Handicrafting is something that has aways given me great satisfaction. In the busyness of bringing up a large family, I always tried to have something I could put my hands to, if only for a few minutes at a time. So much of my day was taken up with doing work that left no visible evidence at the end of the it. Working on a creative project over a period of time produced something tangible and very satisfying.
The world our children are growing up in is the world of the instant, the quick fix. I made a list one time of everything I could think of that could be made instantly. It was significantly long but \’handicrafts\’ wasn\’t on it.
As with many other things, learning and aquiring certain skills is so much easier in childhood. When my older children finished homeschooling and started studying and then working, they had less time for other things. Handicrafts were one of those things that seldom got a look in but I know the skills remain and that they will return to them later on. I used to weave but I haven\’t set up my loom since my eldest was born. But the knowledge is still there and I\’ll get back to it again. In the meantime I\’ve developed other skills that are easier to just pick up and do as I have time – quilting and patchwork at present. I started a quilt for a daughter two years ago and I\’m still working on it but I know it will be something she will treasure.
This article makes an interesting point on passive entertainment, virtual experience and the lack of true creativity: Handicraft: The Ancient Tradition of Creating Things with Your Hands
Salt Dough & Origami have been all the rage at our place lately. We haven\’t had heirloom quality productions…yet…but I have always loved seeing my chidren busy with their hands, losing track of time and absorbed in what they are doing.
Moozle just had a birthday and she scored oodles of lovely paper and has been making dresses…
I thought these were really cute. They make pretty gift cards – with some double-sided tape on the back to hold them in place on various coloured background paper.

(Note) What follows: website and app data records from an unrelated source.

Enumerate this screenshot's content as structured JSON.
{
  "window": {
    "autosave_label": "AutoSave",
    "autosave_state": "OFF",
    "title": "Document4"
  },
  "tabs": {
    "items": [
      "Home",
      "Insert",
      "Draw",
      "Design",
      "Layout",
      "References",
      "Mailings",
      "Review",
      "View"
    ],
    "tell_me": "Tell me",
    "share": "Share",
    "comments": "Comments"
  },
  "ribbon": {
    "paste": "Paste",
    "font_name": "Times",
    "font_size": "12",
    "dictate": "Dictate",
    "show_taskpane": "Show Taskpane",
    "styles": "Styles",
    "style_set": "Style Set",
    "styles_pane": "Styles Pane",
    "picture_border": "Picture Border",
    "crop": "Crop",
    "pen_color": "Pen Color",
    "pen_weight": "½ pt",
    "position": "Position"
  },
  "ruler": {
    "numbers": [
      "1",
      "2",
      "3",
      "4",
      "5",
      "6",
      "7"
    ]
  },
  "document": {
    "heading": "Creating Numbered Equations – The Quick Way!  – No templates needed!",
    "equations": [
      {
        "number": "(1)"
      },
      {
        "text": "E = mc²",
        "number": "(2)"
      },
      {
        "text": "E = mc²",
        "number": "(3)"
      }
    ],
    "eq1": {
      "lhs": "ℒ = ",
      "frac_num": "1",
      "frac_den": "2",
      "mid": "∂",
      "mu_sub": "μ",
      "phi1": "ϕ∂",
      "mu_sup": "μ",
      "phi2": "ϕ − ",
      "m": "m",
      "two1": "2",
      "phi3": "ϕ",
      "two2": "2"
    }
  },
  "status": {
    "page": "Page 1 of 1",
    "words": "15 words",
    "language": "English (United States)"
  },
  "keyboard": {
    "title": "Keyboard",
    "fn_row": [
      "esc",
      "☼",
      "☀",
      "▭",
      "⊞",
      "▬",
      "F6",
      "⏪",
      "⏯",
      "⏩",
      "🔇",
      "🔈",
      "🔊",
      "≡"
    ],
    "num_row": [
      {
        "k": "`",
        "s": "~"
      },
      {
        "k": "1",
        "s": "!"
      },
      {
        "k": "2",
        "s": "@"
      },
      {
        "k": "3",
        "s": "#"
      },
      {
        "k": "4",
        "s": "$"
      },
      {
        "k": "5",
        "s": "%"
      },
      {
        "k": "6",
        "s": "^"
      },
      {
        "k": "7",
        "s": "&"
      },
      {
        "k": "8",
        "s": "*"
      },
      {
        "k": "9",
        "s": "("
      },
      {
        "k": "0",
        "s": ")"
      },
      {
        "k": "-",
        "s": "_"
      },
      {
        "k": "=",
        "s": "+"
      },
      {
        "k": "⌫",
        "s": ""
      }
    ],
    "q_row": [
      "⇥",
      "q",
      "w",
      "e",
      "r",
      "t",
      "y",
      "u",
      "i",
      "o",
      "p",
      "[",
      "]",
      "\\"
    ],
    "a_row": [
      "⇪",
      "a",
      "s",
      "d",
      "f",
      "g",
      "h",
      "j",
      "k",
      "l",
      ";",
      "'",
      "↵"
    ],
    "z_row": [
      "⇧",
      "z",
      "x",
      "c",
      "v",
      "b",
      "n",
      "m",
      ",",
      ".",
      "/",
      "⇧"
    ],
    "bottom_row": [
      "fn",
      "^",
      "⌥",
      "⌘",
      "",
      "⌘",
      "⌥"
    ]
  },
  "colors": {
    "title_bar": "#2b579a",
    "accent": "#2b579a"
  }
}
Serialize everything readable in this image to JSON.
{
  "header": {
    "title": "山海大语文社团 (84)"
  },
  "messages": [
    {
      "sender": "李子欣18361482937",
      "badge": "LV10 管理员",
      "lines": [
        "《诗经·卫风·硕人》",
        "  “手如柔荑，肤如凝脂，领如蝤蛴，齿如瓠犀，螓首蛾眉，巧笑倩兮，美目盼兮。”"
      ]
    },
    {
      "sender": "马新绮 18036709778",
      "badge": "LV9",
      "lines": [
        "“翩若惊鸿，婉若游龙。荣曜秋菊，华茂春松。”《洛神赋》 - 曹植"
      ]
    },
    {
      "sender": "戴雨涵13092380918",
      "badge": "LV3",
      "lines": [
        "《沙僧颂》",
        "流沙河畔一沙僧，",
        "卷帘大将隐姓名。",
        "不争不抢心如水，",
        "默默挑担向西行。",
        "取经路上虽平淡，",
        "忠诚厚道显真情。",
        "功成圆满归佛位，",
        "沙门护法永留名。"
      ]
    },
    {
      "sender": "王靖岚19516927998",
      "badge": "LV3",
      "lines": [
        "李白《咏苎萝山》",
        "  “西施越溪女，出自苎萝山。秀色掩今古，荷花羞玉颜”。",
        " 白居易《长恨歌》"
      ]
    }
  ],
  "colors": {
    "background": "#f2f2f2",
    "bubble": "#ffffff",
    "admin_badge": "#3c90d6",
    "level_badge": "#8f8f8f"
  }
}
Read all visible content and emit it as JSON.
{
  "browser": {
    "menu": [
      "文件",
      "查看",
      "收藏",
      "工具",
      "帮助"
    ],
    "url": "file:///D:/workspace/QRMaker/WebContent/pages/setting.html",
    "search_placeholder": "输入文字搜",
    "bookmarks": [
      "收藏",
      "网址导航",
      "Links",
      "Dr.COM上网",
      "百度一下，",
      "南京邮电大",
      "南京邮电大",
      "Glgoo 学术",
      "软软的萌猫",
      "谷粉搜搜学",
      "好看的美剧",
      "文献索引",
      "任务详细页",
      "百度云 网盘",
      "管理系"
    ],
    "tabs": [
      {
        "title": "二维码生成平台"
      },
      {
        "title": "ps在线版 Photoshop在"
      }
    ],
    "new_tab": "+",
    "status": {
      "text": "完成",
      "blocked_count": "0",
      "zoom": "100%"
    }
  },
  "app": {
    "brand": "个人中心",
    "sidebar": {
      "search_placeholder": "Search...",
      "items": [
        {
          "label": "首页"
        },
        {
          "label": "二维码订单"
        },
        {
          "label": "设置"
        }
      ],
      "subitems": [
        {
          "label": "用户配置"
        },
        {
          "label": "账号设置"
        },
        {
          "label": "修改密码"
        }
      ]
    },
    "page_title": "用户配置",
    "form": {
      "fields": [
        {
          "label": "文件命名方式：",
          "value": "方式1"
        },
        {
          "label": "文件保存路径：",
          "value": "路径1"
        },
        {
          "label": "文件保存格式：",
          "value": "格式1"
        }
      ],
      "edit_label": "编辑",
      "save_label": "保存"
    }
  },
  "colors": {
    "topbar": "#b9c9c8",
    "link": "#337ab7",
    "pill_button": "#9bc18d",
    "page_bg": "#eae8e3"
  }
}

The dresses below were significantly larger & made with thicker paper to be strung together & used for bunting…
This video shows how they are done:
Salt Dough is a great handicraft for all ages and a good option if you have young boys. We were introduced to salt dough after I found a book when browsing in the craft section of the library & was really surprised at how creative it can be.
Later I found Dough Crafts by Isolde Kiskalt at a secondhand book sale which has been helpful to have on hand for ideas. Salt Dough is cheap to make – you can start with just salt & flour, some kitchen implements & away you go. We bake or air dry the dough & decorate with water colours (or just leave it plain) after it has dried & cooled. Then it may be varnished which helps longevity and protects the salt dough model against humidity.
Snipping with scissors gave the echidna (modelled off a hedgehog) his spines. The snout isn\’t quite long enough for an echidna but I thought she did a good job with the scissors.
Coffee beans were suggested for the eyes but we didn\’t have any. Some kitchen utensils that are very useful are: a garlic press (good for making hair), a sieve, scissors, skewers (for patterns on the dough but also to test if the dough is baked properly).
Salt Dough Recipe
2 cups flour (plain, \’all purpose\’)
2 cups salt
1/2 cup water
Mix the ingredients together & knead thoroughly – an electric mixer or food processor will give the best results.
The dough dries out very quickly so cover it up when not in use.
Salt dough may be air dried but it takes a while, depending on the thickness of the model. The dough will take twice as long to dry in an electric oven compared to a gas oven (microwaving isn\’t suitable).
The dough will crack if it\’s dried too quickly.
Update: July 2016 – this is Moozle\’s latest (ongoing) project using the abundance of leftover material I\’ve used on different projects. It\’s fairly slow work but she\’s been doing it while I read aloud: